For a man coming from a hometown in Northern California and a college in Upstate New York, I didn’t know how much I would end up loving Memphis. This place was something brand new to me. The South in all ways was brand new to me, and to be honest I was both excited and apprehensive.
But the people of this wonderful city have a way of showing their true selves to you and in turn helping you experience new things, eat new food and become inspired.
Since we’re being honest, I grew up with a certain lack of diversity. Mind you, I encountered all types of people in the San Francisco Bay, but my town, my high school, didn’t exemplify that diversity. I found the same at Syracuse University.

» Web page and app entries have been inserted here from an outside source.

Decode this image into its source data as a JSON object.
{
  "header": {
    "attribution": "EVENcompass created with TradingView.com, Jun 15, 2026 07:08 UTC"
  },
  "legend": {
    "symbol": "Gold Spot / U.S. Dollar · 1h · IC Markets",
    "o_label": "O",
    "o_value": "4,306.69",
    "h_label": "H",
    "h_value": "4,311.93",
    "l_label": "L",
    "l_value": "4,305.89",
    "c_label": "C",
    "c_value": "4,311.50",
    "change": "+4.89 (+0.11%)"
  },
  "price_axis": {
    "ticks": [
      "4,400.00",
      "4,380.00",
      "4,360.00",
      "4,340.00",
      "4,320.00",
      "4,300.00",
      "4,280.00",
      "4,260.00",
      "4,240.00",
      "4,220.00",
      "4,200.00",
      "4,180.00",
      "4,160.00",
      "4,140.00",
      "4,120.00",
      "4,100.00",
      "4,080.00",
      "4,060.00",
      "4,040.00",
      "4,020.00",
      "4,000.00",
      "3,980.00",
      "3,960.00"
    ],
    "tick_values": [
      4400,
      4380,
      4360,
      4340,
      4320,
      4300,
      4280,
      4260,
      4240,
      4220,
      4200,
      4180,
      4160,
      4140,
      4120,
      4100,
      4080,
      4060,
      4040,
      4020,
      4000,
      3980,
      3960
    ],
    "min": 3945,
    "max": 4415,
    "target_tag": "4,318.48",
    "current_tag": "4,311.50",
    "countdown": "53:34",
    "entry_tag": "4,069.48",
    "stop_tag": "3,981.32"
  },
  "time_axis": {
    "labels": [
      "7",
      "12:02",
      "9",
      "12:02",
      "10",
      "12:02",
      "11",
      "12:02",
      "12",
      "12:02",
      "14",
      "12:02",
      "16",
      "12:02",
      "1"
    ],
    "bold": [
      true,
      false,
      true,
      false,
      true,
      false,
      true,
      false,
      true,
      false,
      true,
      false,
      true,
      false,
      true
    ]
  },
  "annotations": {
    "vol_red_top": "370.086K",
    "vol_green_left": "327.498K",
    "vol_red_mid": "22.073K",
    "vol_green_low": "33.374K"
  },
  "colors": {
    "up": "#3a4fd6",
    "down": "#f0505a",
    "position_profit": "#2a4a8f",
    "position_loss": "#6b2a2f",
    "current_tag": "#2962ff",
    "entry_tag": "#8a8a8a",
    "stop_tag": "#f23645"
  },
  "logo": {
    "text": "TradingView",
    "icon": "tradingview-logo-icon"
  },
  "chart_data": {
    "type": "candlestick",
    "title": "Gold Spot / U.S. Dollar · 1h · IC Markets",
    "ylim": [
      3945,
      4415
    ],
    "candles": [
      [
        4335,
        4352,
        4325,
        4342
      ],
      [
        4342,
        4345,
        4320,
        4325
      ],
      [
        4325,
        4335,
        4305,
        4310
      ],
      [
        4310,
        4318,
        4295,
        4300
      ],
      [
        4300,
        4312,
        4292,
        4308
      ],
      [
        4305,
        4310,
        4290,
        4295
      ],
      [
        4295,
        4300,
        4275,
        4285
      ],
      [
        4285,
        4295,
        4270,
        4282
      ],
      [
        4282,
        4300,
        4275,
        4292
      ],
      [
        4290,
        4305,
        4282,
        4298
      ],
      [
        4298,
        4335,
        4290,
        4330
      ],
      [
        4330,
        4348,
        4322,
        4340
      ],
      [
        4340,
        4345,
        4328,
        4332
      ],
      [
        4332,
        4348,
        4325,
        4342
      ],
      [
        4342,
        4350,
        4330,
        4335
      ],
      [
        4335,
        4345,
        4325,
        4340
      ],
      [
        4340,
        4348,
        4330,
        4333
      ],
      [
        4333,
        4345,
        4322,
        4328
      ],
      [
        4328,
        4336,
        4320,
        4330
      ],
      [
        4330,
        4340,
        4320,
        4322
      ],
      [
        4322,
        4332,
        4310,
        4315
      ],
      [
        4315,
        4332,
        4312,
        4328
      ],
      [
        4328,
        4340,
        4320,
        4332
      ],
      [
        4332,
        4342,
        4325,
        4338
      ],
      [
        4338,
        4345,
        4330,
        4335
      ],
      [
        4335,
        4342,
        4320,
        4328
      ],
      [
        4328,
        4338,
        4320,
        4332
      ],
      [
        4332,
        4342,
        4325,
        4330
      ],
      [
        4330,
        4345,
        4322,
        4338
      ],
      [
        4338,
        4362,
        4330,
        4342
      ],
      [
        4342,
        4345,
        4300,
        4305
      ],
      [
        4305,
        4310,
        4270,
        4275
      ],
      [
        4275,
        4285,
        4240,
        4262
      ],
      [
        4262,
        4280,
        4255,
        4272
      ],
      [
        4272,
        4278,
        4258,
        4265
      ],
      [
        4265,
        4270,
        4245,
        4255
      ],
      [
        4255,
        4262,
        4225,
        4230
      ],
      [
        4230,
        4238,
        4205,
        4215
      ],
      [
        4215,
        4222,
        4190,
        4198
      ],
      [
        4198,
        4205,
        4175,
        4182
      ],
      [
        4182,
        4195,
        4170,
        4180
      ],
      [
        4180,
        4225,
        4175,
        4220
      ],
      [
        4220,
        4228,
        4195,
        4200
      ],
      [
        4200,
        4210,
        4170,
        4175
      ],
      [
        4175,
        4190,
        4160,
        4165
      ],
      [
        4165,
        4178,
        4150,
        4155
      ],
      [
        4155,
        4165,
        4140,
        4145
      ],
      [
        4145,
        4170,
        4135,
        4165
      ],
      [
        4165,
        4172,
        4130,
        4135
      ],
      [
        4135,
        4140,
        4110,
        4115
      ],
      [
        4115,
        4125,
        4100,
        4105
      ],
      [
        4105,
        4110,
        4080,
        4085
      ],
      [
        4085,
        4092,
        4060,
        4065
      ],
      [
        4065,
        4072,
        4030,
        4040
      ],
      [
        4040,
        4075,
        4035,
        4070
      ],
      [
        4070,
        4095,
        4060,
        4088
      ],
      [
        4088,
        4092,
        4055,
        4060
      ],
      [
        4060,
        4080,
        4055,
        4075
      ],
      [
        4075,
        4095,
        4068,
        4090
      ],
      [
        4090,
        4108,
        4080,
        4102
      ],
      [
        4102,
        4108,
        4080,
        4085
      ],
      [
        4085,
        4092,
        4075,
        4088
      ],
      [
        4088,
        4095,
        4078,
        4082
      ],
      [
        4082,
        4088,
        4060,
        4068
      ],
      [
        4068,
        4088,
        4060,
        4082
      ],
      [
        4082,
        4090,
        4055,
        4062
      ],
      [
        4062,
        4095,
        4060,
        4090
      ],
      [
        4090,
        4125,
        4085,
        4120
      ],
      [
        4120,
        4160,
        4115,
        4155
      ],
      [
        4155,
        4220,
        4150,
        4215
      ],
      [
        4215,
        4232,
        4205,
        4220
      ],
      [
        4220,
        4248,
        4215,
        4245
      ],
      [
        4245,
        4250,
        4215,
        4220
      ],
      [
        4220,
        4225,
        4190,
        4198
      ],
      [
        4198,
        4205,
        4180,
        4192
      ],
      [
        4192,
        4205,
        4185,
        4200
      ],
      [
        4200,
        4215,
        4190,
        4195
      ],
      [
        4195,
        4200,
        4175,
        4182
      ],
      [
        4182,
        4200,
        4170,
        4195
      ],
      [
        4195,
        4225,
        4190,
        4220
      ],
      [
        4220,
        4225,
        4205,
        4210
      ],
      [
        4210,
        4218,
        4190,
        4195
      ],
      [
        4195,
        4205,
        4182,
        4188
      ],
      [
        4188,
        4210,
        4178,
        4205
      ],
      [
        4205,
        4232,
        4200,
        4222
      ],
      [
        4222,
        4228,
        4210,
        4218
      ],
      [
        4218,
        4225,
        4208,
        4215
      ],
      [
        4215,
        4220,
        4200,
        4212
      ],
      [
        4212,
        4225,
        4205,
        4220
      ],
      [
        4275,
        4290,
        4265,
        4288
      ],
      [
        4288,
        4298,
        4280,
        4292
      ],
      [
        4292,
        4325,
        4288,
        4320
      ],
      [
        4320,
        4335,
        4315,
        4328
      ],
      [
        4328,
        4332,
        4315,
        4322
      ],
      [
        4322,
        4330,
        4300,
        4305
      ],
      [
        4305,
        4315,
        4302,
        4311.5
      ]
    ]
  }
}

Memphis helped me grow. For that I will forever be thankful.
In turn, over the past few years I’ve watched Memphis grow too. I’ve seen tragedies and too much violence that’s impossible to understand. I’ve seen triumphs and beautiful compassion that warms your soul. The construction projects are numerous and hopeful.
Being here for MLK50 and more than just the commemoration of the day but learning about the man and his teachings brought me into a new chapter of young adulthood.
I love what Memphis is. It’s hard around the edges. It has a soft center.
One thing I always tell anyone who asks, the people in this city are always working to be better. To improve the socioeconomic standing of its people. To right the wrongs that have been around for far too long.
It’s hard. It doesn’t always work. It’s not perfect. It’s a reflection of the human experience.
One thing I can be sure of is the people of Memphis will NEVER stop trying.
I hope this city grit and grinds its way there in the next 200 years. Hopefully much sooner than that.
Thank you Memphis for opening my eyes, improving my life and allowing me to hopefully help improve this beautiful community.
Find more love letters, stories and photos at wmcactionnews5.com/memphis200.